A lot of anglers get confused about what we mean by the “action” of a fishing rod, but it is not that hard to understand.
We created this simple fishing rod action chart to explain the differences between fast, moderate and slow action rods.
Fishing Rod Action Chart
Fishing Rod Action Explained
The first thing to understand is that action is different to power. Action describes how far up the blank the fishing rod begins to bend when force is applied – ie when a fish takes the lure.
Fast Action Rods
Fast action rods begin bending near the rod tip giving the angler great sensitivity and feel.
A fast action rod will bend in the top third of the fishing rod.
These rods are great for flipping and pitching jigs and other single hook lures such as topwater lures.
The added stiffness of a fast action rod means you don’t have to move it very far on the hookset until the rod locks off and doesn’t bend.
This helps drive the hook point home, which is important when fishing a lure with a single hook.
(For more on rod action, check out our companion piece here.)
Moderate Action Rod
A medium or moderate action rod will bend in the top half or so. These are versatile rods that provide reasonable casting distance and good hook-setting power. You can use a moderate action rod for a wide variety of lures – either single hook lures such as topwater frogs and spinnerbaits, to a range of lures with treble hooks. A medium action rod is a versatile piece of fishing gear.
Slow Action Fishing Rods
A slow action rod will bend starting in the lower third of the rod and into the handle
These are great for fishing with crank baits and jerk baits with treble hooks. The supple bend in a slow action fishing rod means you won’t rip the treble hook out of the fish’s mouth before it has grasped the lure. It also provides better cushioning on hookset and when you are fighting the fish to avoid straightening these narrower gauge hooks.

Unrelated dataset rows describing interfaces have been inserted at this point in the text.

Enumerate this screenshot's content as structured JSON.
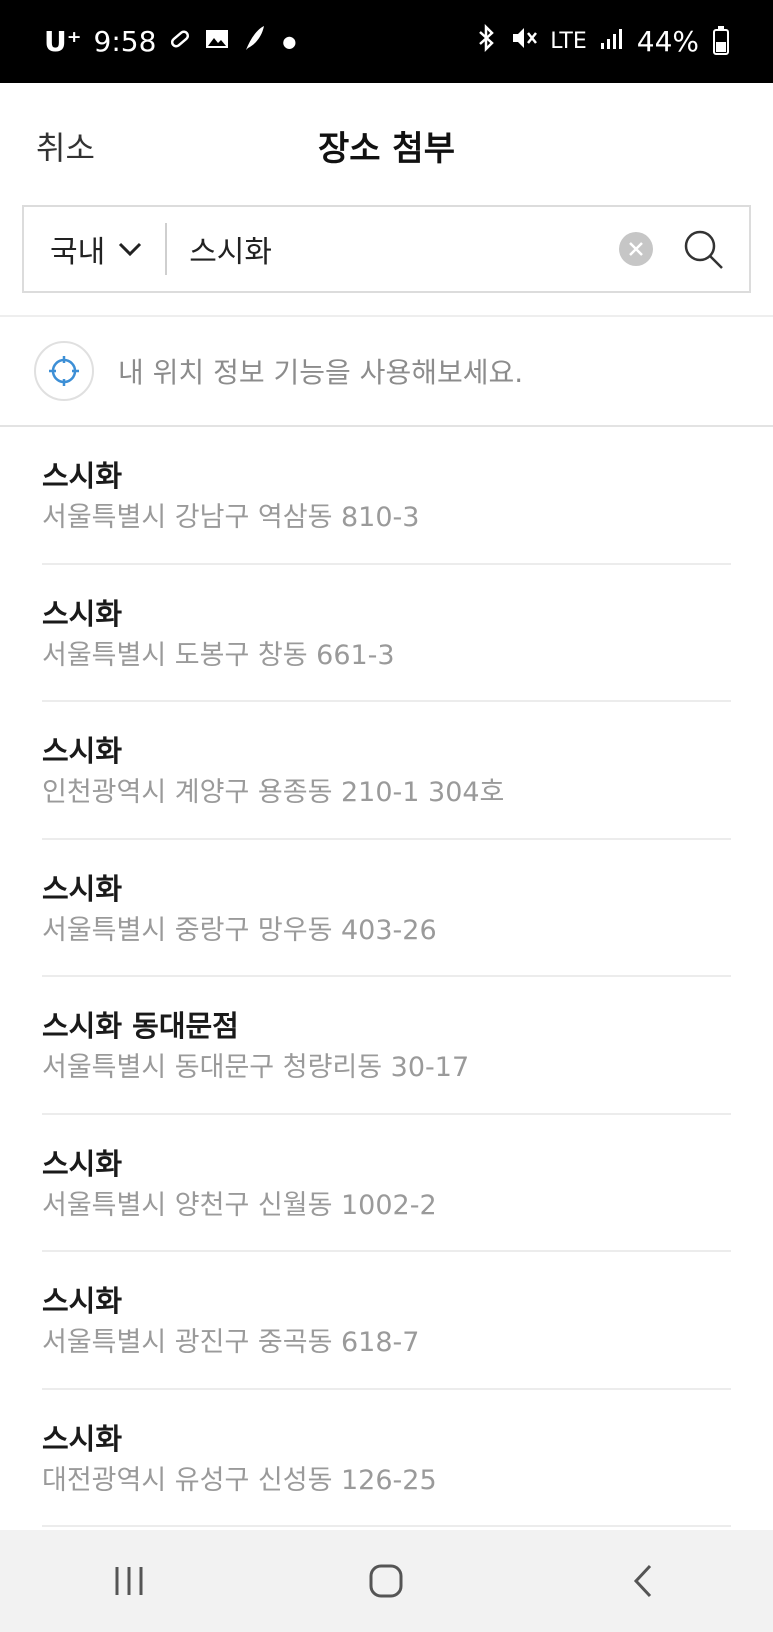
{
  "status_bar": {
    "carrier": "U⁺",
    "time": "9:58",
    "network": "LTE",
    "battery": "44%"
  },
  "header": {
    "cancel_label": "취소",
    "title": "장소 첨부"
  },
  "search": {
    "region_label": "국내",
    "query": "스시화"
  },
  "location_prompt": "내 위치 정보 기능을 사용해보세요.",
  "results": [
    {
      "name": "스시화",
      "address": "서울특별시 강남구 역삼동 810-3"
    },
    {
      "name": "스시화",
      "address": "서울특별시 도봉구 창동 661-3"
    },
    {
      "name": "스시화",
      "address": "인천광역시 계양구 용종동 210-1 304호"
    },
    {
      "name": "스시화",
      "address": "서울특별시 중랑구 망우동 403-26"
    },
    {
      "name": "스시화 동대문점",
      "address": "서울특별시 동대문구 청량리동 30-17"
    },
    {
      "name": "스시화",
      "address": "서울특별시 양천구 신월동 1002-2"
    },
    {
      "name": "스시화",
      "address": "서울특별시 광진구 중곡동 618-7"
    },
    {
      "name": "스시화",
      "address": "대전광역시 유성구 신성동 126-25"
    }
  ],
  "icons": {
    "region_toggle": "chevron-down-icon",
    "clear": "clear-icon",
    "search": "search-icon",
    "location": "crosshair-icon",
    "nav_recent": "recent-apps-icon",
    "nav_home": "home-icon",
    "nav_back": "back-icon"
  },
  "colors": {
    "location_accent": "#3d8fd6",
    "muted_text": "#9a9a9a"
  }
}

These rods in light power ratings are very whippy and can be great for casting light lures as you can achieve long casts with this kind of fishing rod action.
Rod Bends Explained: Rod Action vs Rod Power

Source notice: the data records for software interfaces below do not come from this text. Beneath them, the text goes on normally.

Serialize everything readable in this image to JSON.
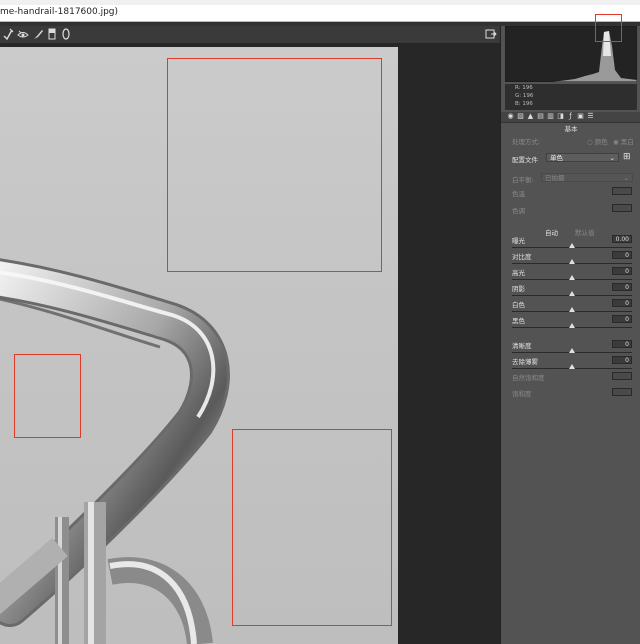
{
  "window": {
    "title": "me-handrail-1817600.jpg)"
  },
  "menu": {
    "items": [
      "",
      "",
      "",
      "",
      ""
    ]
  },
  "histogram": {
    "r_label": "R:",
    "r_value": "196",
    "g_label": "G:",
    "g_value": "196",
    "b_label": "B:",
    "b_value": "196"
  },
  "panel": {
    "section_title": "基本",
    "treatment_label": "处理方式:",
    "treatment_color": "颜色",
    "treatment_bw": "黑白",
    "profile_label": "配置文件",
    "profile_value": "单色",
    "wb_label": "白平衡:",
    "wb_value": "已拍摄",
    "temp_label": "色温",
    "tint_label": "色调",
    "auto_label": "自动",
    "default_label": "默认值",
    "sliders": [
      {
        "name": "曝光",
        "value": "0.00",
        "enabled": true
      },
      {
        "name": "对比度",
        "value": "0",
        "enabled": true
      },
      {
        "name": "高光",
        "value": "0",
        "enabled": true
      },
      {
        "name": "阴影",
        "value": "0",
        "enabled": true
      },
      {
        "name": "白色",
        "value": "0",
        "enabled": true
      },
      {
        "name": "黑色",
        "value": "0",
        "enabled": true
      },
      {
        "name": "清晰度",
        "value": "0",
        "enabled": true
      },
      {
        "name": "去除薄雾",
        "value": "0",
        "enabled": true
      },
      {
        "name": "自然饱和度",
        "value": "",
        "enabled": false
      },
      {
        "name": "饱和度",
        "value": "",
        "enabled": false
      }
    ]
  },
  "colors": {
    "highlight_box": "#e03a2a",
    "panel_bg": "#535353"
  }
}
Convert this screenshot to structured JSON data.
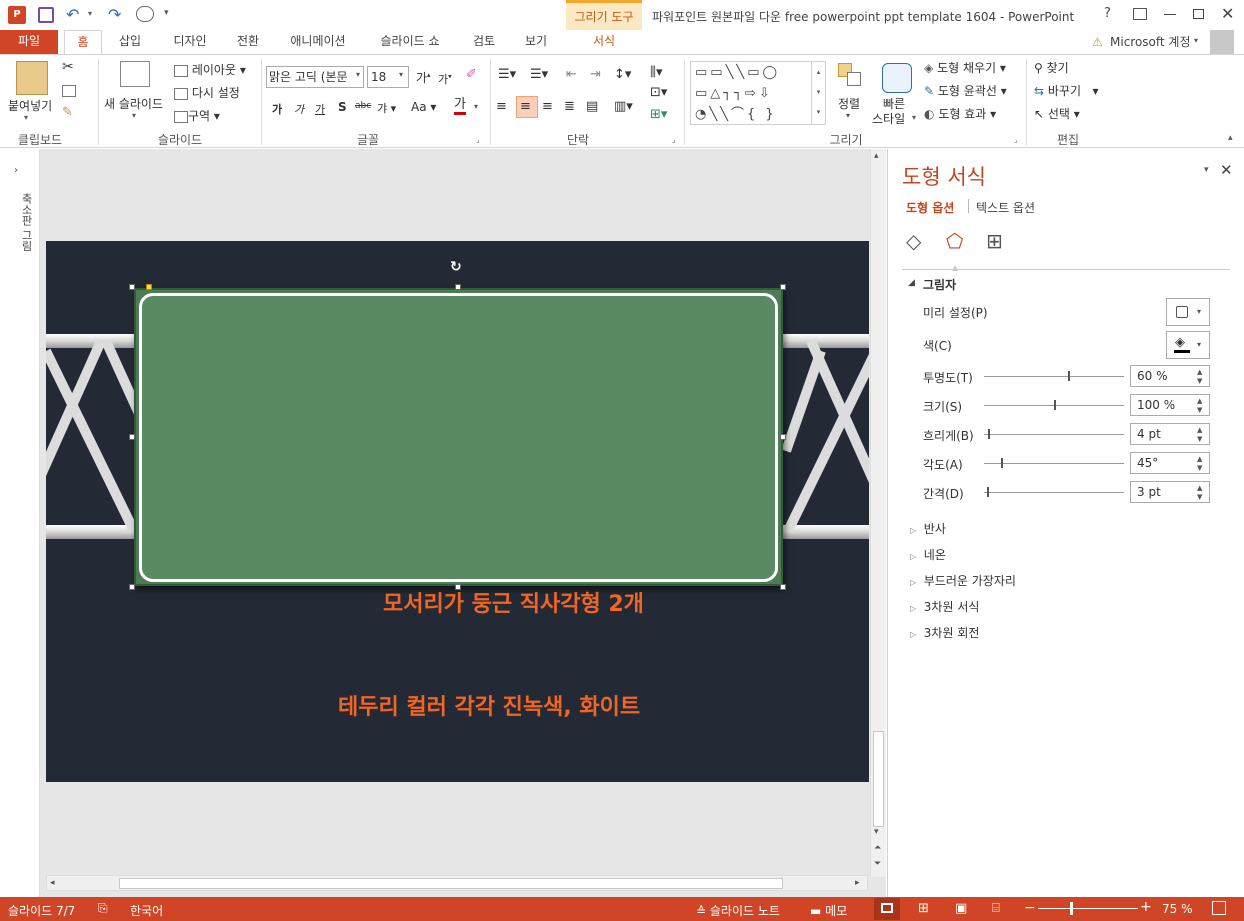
{
  "app": {
    "window_title": "파워포인트 원본파일 다운 free powerpoint ppt template 1604 - PowerPoint",
    "context_tab_group": "그리기 도구",
    "account": "Microsoft 계정",
    "help": "?"
  },
  "tabs": [
    "파일",
    "홈",
    "삽입",
    "디자인",
    "전환",
    "애니메이션",
    "슬라이드 쇼",
    "검토",
    "보기",
    "서식"
  ],
  "ribbon": {
    "clipboard": {
      "paste": "붙여넣기",
      "label": "클립보드"
    },
    "slides": {
      "new_slide": "새 슬라이드",
      "layout": "레이아웃",
      "reset": "다시 설정",
      "section": "구역",
      "label": "슬라이드"
    },
    "font": {
      "name": "맑은 고딕 (본문",
      "size": "18",
      "label": "글꼴",
      "change_case": "Aa",
      "font_color": "가"
    },
    "paragraph": {
      "label": "단락"
    },
    "drawing": {
      "arrange": "정렬",
      "quick_styles_1": "빠른",
      "quick_styles_2": "스타일",
      "fill": "도형 채우기",
      "outline": "도형 윤곽선",
      "effects": "도형 효과",
      "label": "그리기"
    },
    "editing": {
      "find": "찾기",
      "replace": "바꾸기",
      "select": "선택",
      "label": "편집"
    }
  },
  "left_strip": {
    "label": "축소판 그림"
  },
  "slide": {
    "line1": "모서리가 둥근 직사각형 2개",
    "line2": "테두리 컬러 각각 진녹색, 화이트",
    "shape_fill": "#5a8a62",
    "background": "#232a36",
    "text_color": "#f26522"
  },
  "pane": {
    "title": "도형 서식",
    "tab_shape": "도형 옵션",
    "tab_text": "텍스트 옵션",
    "shadow_section": "그림자",
    "preset_label": "미리 설정(P)",
    "color_label": "색(C)",
    "props": [
      {
        "label": "투명도(T)",
        "value": "60 %",
        "level": 0.6
      },
      {
        "label": "크기(S)",
        "value": "100 %",
        "level": 0.5
      },
      {
        "label": "흐리게(B)",
        "value": "4 pt",
        "level": 0.03
      },
      {
        "label": "각도(A)",
        "value": "45°",
        "level": 0.12
      },
      {
        "label": "간격(D)",
        "value": "3 pt",
        "level": 0.02
      }
    ],
    "sections": [
      "반사",
      "네온",
      "부드러운 가장자리",
      "3차원 서식",
      "3차원 회전"
    ]
  },
  "status": {
    "slide_count": "슬라이드 7/7",
    "language": "한국어",
    "notes": "슬라이드 노트",
    "comments": "메모",
    "zoom": "75 %"
  },
  "colors": {
    "accent": "#d04526",
    "context_tab": "#f4a62a"
  }
}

As we have explained, the rod action denotes where on the rod blank the bend starts.
The power of a fishing rod relates to how much it bends when a given force is applied. Fishing rod power can be donated in pounds, which gives you a suggested fishing line weight to use with the rod.

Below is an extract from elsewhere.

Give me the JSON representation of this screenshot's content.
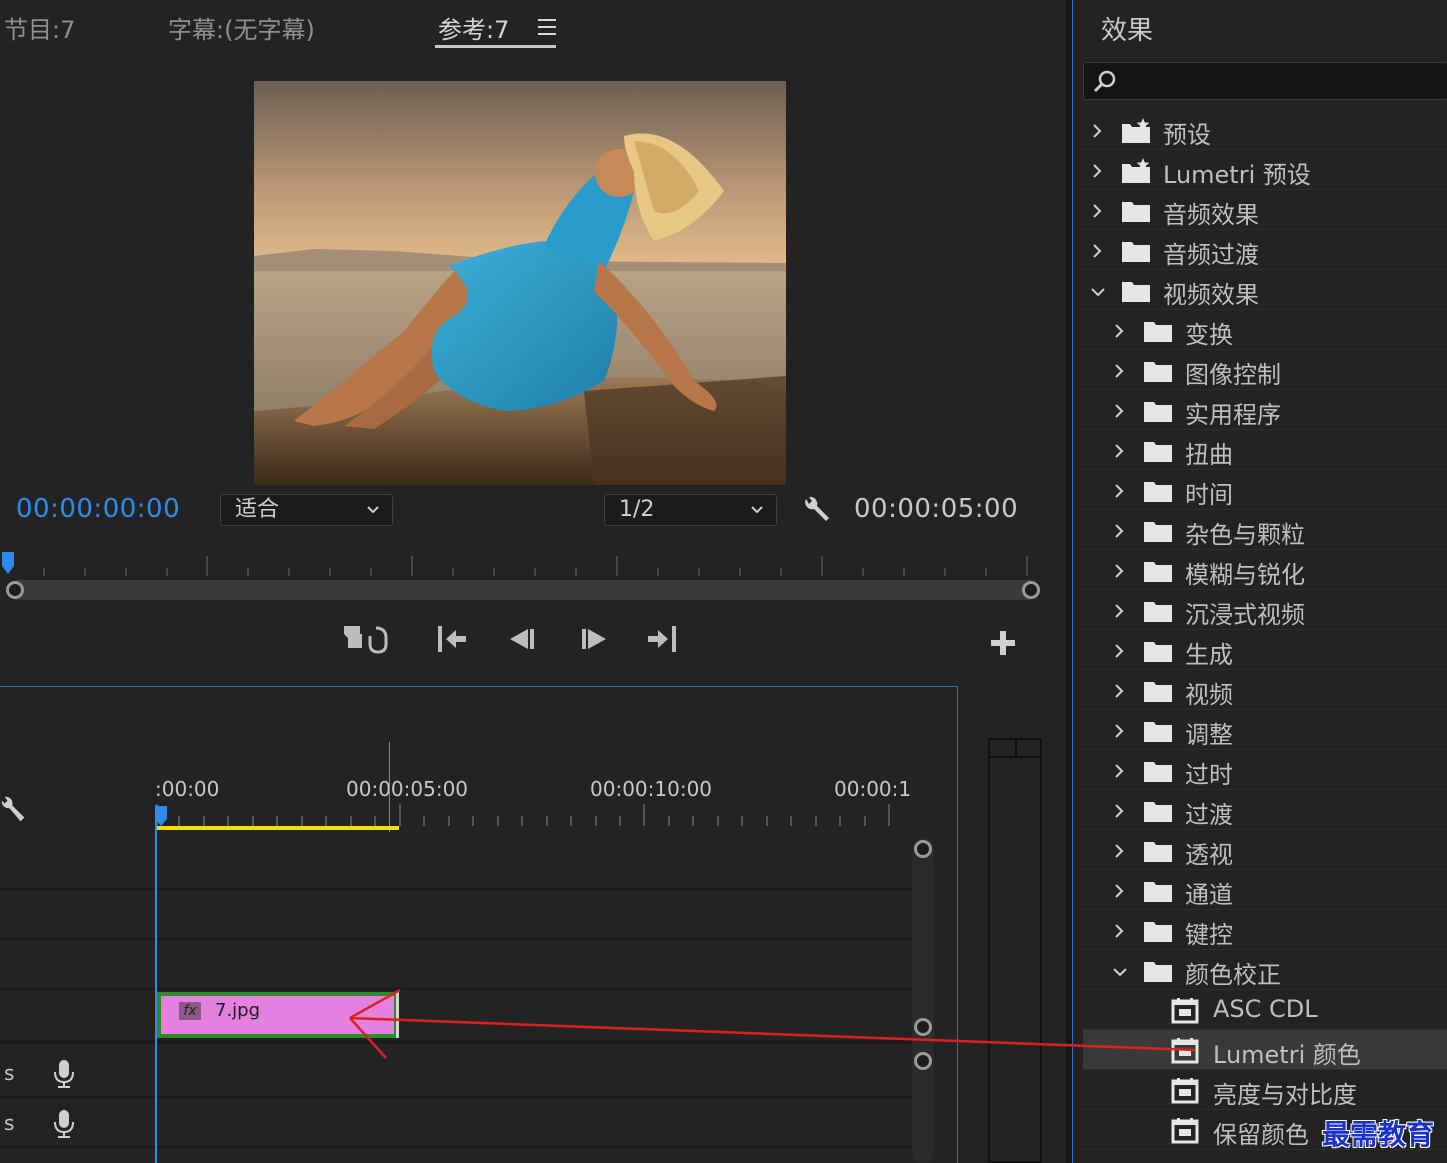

Fishing rod power can also be rated as: ultra light, light, medium or moderate and heavy in terms of power.
You can see from the chart below that a light power fishing rod bends more for a given weight, than a medium power or moderate power rated fishing rod, or a heavy power rated fishing rod, which deflects least of all.
To put it simply, in terms of rod power, the bigger and stronger the fish – and hence the line – you are using, the heavier the power rating of the rod you should use.
Fishing Rod Power Chart
Final thoughts on fishing rod action
As you can see when buying a fishing rod it is important to pay close attention to both fishing rod action and fishing rod power in choosing the right rod. The perfect rod for you will depend on what kind of lures you like to fish, how you like to fish them and the size and type of fish you are pursuing.
Fishing rod action is probably the most important thing to consider. You get away with a rod that is a little underpowered or overpowered, but using a slow action rod in situations where it is difficult to detect the bite, won’t work well. Conversely, using a fast action rod with crankbaits with small trebles is not ideal either unless is it is a light or ultra light rod.
Medium action rods or moderate action rods offer a bit more versatility and are a good choice for those who fish in a range of different ways and don’t want to have a different action fishing rod for each type of fishing.